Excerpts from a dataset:
************
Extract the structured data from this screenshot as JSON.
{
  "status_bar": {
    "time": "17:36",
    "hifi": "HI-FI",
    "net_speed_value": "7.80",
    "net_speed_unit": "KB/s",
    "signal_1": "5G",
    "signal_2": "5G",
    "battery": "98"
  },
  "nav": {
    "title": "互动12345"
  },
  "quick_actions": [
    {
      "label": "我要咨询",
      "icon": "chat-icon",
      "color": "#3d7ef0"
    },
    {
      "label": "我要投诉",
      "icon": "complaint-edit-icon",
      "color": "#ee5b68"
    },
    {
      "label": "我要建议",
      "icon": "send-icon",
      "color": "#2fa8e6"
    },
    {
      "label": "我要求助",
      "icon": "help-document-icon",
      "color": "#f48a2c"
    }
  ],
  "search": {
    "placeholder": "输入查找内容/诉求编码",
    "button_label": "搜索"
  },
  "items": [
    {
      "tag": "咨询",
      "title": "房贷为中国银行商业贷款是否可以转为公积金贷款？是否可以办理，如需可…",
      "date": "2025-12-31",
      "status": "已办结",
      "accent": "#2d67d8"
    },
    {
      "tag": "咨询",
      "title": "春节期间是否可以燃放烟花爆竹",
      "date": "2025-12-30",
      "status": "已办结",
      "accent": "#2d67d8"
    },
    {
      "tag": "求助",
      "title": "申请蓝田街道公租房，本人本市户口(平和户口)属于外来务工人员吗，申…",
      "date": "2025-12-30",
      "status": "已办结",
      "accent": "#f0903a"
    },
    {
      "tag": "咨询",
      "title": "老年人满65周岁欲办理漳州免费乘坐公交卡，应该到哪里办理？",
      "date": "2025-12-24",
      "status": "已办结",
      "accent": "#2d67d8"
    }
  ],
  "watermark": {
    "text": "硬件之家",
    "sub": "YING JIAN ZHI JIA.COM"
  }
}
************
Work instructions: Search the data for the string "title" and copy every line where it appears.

Completed exercise:
    "title": "互动12345"
      "title": "房贷为中国银行商业贷款是否可以转为公积金贷款？是否可以办理，如需可…",
      "title": "春节期间是否可以燃放烟花爆竹",
      "title": "申请蓝田街道公租房，本人本市户口(平和户口)属于外来务工人员吗，申…",
      "title": "老年人满65周岁欲办理漳州免费乘坐公交卡，应该到哪里办理？",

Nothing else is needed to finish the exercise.